The Communication and Learning Manager of the International Health Care Centre (IHCC), Ms. Barbara Owusu has said that Viral Load Suppression among People Living with HIV (PLHIV) is critical in the battle against HIV-AIDS.
She indicated that low viral loads translate into lower probability of transmitting the virus to other people and this will ultimately help in the complete elimination of HIV-AIDS by 2030.
Ms. Barbara noted that early HIV test and detention is the sure way to suppress the HIV virus before it accumulates and spread out.
She deepens the call for people to check their HIV status by undergoing periodic tests to early detention and treatment.
This follows the UN global 90-90-90 target for HIV Management which indicates that 90% of those living with HIV should know their status, 90% of those who know their status should be linked to care/treatment and 90% of those linked to care should attain viral load suppression by 2020.
According to the National AIDS Control Programme, at the end of 2017, Ghana had an estimated 315,000 People living with HIV (PLHIV) with around 100,000 being on treatment and an enrolment rate of only 30% whilst the prevalence rate of HIV among the youth aged 15 -24 years is increasing in the country.
“Men are reluctant to patronize the HIV test when the clarion calls. HIV is no respecter of gender and once you have sex with an infected person you are likely to contract the disease. And you will never know that you have it unless you run the test,” Ms. Barbara stated.
She urged Ghanaians to stop the stigmatization of people living with HIV which often result in suicides and needless death of victims.
“Stigmatization is something which is working against our fight to stop the spread of HIV. When we are able to stop stigmatization against victims, it will also help us achieve our 90-90-90 target because there is life after HIV,” Ms. Barbara intimated.
According to her, the reason why the prevalent rate is increasing is because people don’t know they have the HIV virus and those who even know have also refused to disclose it to their partners or even family members and friends because of the fear of being stigmatized.
“A lot of people are/enter into short or long term relationships with their partners who may be carriers of the HIV virus and yet do not know because when they say it their partner will leave them or blow it up publicly,” she stressed.
Ms. Barbara urges HIV patients to adhere to their medications within the first six months so as to suppress the spread of the virus.
IHCC partnered with MTN Ghana Foundation to provide HIV/AIDS education and screening for the general public on World AIDS Day on Saturday, December 1st, 2018 under the theme, “Know Your Status.”
The clarion call on 2018 World AIDS DAY is for all stakeholders to get involved in encouraging as many Ghanaians living with HIV to get tested and treated in order to attain viral load suppression.
About the International Health Care Centre Founded in 1998, the International Health Care Centre commenced operations as one of the very first hospice centres in Ghana dedicated to full-blown AIDS patients. With increasing accessibility to antiretrovirals, the facility shifted focus to becoming an outpatient clinic, offering a full spectrum of first line medical services.

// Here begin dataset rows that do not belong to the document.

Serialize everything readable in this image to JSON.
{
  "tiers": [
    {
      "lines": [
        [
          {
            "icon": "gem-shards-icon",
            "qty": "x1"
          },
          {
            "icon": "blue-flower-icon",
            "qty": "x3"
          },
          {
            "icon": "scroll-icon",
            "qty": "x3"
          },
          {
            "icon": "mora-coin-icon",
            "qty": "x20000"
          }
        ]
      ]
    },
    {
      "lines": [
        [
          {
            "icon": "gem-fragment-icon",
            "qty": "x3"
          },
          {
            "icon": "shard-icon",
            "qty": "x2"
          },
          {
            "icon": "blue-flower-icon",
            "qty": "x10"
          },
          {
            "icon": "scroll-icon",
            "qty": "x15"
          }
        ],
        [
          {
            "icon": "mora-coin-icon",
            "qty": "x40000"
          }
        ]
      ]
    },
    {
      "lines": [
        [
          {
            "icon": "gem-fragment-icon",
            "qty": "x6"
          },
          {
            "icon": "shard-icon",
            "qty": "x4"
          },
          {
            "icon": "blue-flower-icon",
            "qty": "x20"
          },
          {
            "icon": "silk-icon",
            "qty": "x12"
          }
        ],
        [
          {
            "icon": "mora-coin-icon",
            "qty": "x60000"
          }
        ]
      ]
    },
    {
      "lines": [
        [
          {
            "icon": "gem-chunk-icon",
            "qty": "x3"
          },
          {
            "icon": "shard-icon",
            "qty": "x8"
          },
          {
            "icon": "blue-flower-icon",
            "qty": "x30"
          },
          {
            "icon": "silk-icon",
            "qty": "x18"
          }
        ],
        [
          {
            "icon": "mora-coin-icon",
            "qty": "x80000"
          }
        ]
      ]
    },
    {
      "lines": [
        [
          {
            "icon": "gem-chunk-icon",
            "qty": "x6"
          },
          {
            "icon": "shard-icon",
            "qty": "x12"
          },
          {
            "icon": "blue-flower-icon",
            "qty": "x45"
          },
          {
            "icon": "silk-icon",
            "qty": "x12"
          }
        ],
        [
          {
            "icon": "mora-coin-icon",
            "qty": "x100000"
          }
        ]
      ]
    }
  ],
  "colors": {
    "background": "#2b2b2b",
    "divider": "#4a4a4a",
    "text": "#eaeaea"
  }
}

Although the facility now provides general medical care, it maintained its focus on caring for Persons Living with HIV and became one of the accredited Antiretroviral Therapy Sites in Ghana.
The Clinic has continued to work with numerous local and international partners including the Ghana AIDS Commission, the National AIDS Control Programme, the Ghana Health Services to offer affordable and quality health care to Ghanaians.
Other services provided by IHCC include women’s preventive health, family planning, general medicine, vaccinations and the provision of laboratory services. The vision of IHCC is, “a world where everyone has access to affordable and quality health care.”
The Center currently cares for over 1,400 HIV clients in Haatso, Accra and has received a number of awards for its commitment to affordable medical service. For more information on the International Health Care Centre, visit this website http://ihccghana.com.
Dan Soko is a short story author and web content editor. He has work appearing or forthcoming in over a dozen venues, including GhanaScoop, Nigeria Daily News and CapitalBay. When he’s not frightening strangers with his post and writing, he’s most likely frightening his wife Mimi and their two mischievous cats: Buttons and Snaps. You can visit him at www.ghananation.com/author/webby.